I couldn’t WAIT to finally move into my dorm and start my freshman year of college. Growing up, my parents were so strict. Since I would basically have to write a 15-page paper and presentation to go out with friends, I lived my life vicariously through social media. Facebook, Instagram, Twitter, Pinterest, you name it...I lived a completely different life on the internet. Luckily, UMBC is a whopping 6 hours away from my family home, far enough away to where I’m reachable but I will never have to go home. Freedom!!
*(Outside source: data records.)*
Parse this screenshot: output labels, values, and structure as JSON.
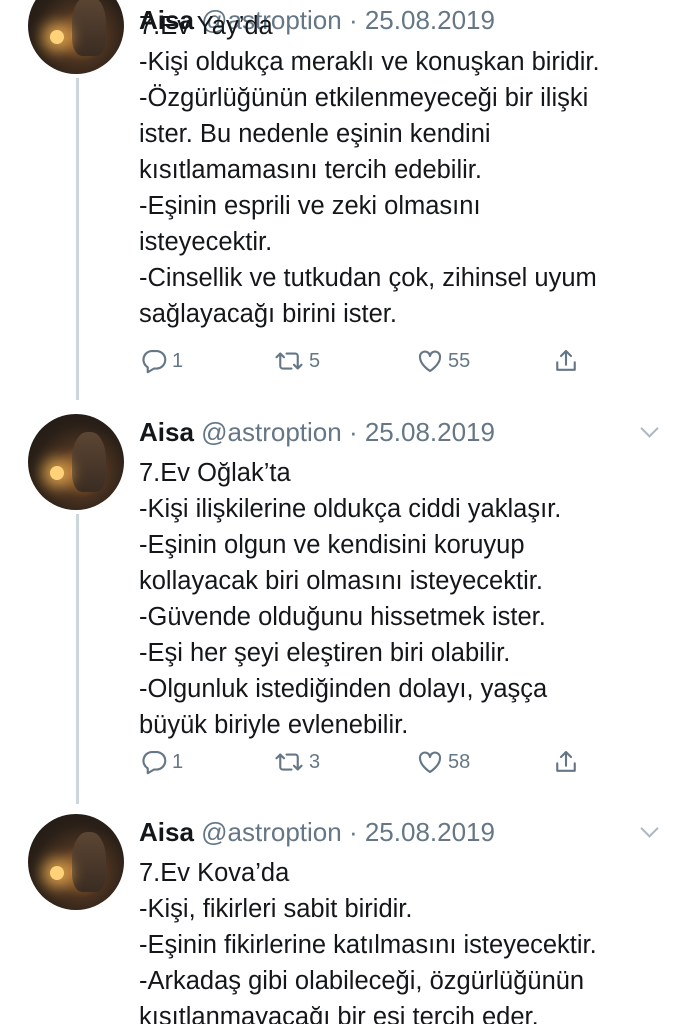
{
  "tweets": [
    {
      "name": "Aisa",
      "handle": "@astroption",
      "date": "25.08.2019",
      "lines": [
        "7.Ev Yay’da",
        "-Kişi oldukça meraklı ve konuşkan biridir.",
        "-Özgürlüğünün etkilenmeyeceği bir ilişki",
        "ister. Bu nedenle eşinin kendini",
        "kısıtlamamasını tercih edebilir.",
        "-Eşinin esprili ve zeki olmasını",
        "isteyecektir.",
        "-Cinsellik ve tutkudan çok, zihinsel uyum",
        "sağlayacağı birini ister."
      ],
      "reply_count": "1",
      "retweet_count": "5",
      "like_count": "55"
    },
    {
      "name": "Aisa",
      "handle": "@astroption",
      "date": "25.08.2019",
      "lines": [
        "7.Ev Oğlak’ta",
        "-Kişi ilişkilerine oldukça ciddi yaklaşır.",
        "-Eşinin olgun ve kendisini koruyup",
        "kollayacak biri olmasını isteyecektir.",
        "-Güvende olduğunu hissetmek ister.",
        "-Eşi her şeyi eleştiren biri olabilir.",
        "-Olgunluk istediğinden dolayı, yaşça",
        "büyük biriyle evlenebilir."
      ],
      "reply_count": "1",
      "retweet_count": "3",
      "like_count": "58"
    },
    {
      "name": "Aisa",
      "handle": "@astroption",
      "date": "25.08.2019",
      "lines": [
        "7.Ev Kova’da",
        "-Kişi, fikirleri sabit biridir.",
        "-Eşinin fikirlerine katılmasını isteyecektir.",
        "-Arkadaş gibi olabileceği, özgürlüğünün",
        "kısıtlanmayacağı bir eşi tercih eder."
      ]
    }
  ],
  "icons": {
    "reply": "reply-icon",
    "retweet": "retweet-icon",
    "like": "heart-icon",
    "share": "share-icon",
    "menu": "chevron-down-icon"
  },
  "colors": {
    "text": "#14171a",
    "secondary": "#657786",
    "thread_line": "#ccd6dd"
  }
}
My first day of classes was interesting, and the two main concepts drilled in each class were “syllabus” and “Blackboard”. I still had no idea what Blackboard was, but I was told I can access it from my UMBC profile. I sat in Starbucks with a new friend from class, and we both helped each other figure out myUMBC, Gmail, and Blackboard. I considered myself to be pretty internet savvy, so figuring out all of these mediums was a piece of cake.
It was the second week of class and I could already tell that checking my UMBC email would be a chore. I had so many emails from RAs, student organizations, classmates, and professors. I would usually skim through most of them, but then I go an email with the subject “Announcement” from “firstname.lastname@example.org” and that seemed important. I read:
“This e-mail is to notify you the students of University of Maryland, Baltimore County that we will be upgrading our server. We need you to send us the following information in order to keep your account active after the upgrade.
Please acknowledge this email upon receipt.
Administrators of University of Maryland, Baltimore County”
Well, I definitely didn’t want my account to become inactive, I do literally everything for school on here. I immediately responded to the email with my UMBC username and password and then deleted my reply. I didn’t want anyone accidentally seeing that email somewhere on my computer and then having my information. Glad that’s taken care of.
The next couple of days my account seemed weird. Every time I tried to email someone, the reply-to address would be changed to some random email address I’ve never heard of, and the subject was automatically inserted with the same “Announcement” from the email I had received earlier. I began to think that something was definitely wrong. Then like clockwork, I got an email to my personal gmail account from UMBC’s DoIT. My suspicious assumptions were right, my account was hacked. An employee from DoIT informed me (through my personal email) that an email was sent around campus that looked like it was legitimately from UMBC asking for usernames and passwords. Yes, that seemed right. Turns out my responding to that email gave an unknown hacker my credentials to get into my account. I was so shocked. I thought that I was pretty tech savvy. After all, I spent all of my high school life on the internet. I was told I fell for a phishing attempt. What even is that?
I took to Google to learn everything I could about how I was duped into getting my account hacked. Thanks to trusty Wikipedia, I learned that phishing was the fraudulent practice of sending emails from what seems like trustworthy companies to trick people into revealing sensitive information. *Sigh*, that’s exactly what happened to me. The email I received was from a UMBC email, so I automatically assumed it was safe. I trusted this “fake” email enough to give up my username and password.
My next step was to call this DoIT person, and learn how to spot a phishing message. Now that I have learned that not everything that comes from a UMBC email address is safe, I wanted to be able to use this as a learning experience. The first tip I was given was that if an email contains a warning that an account may be suspended, then it is probably fake. I was informed that, UMBC does not do sweeps for inactive accounts. Also, UMBC will never ask a user to enter a password on anywhere other than on a UMBC login page. Another helpful tip given to me, was that if an email contains a false sense of urgency or a very impersonal tone, then it probably isn’t real. That makes a lot of sense, because unless it was a mass email from professors, most emails I received contained my name in the greeting.
The DoIT staff member scrambled my password and sent me instructions to reset it. At least my account was taken care of. It feels so weird knowing that someone hacked my account. They could have potentially seen all of my personal information on myUMBC. But now I know, and from this experience I’ve made ALL of my social media accounts more secure. I’ve also become way more aware and alert about the emails and posts I’m reading, along with what I choose to respond to.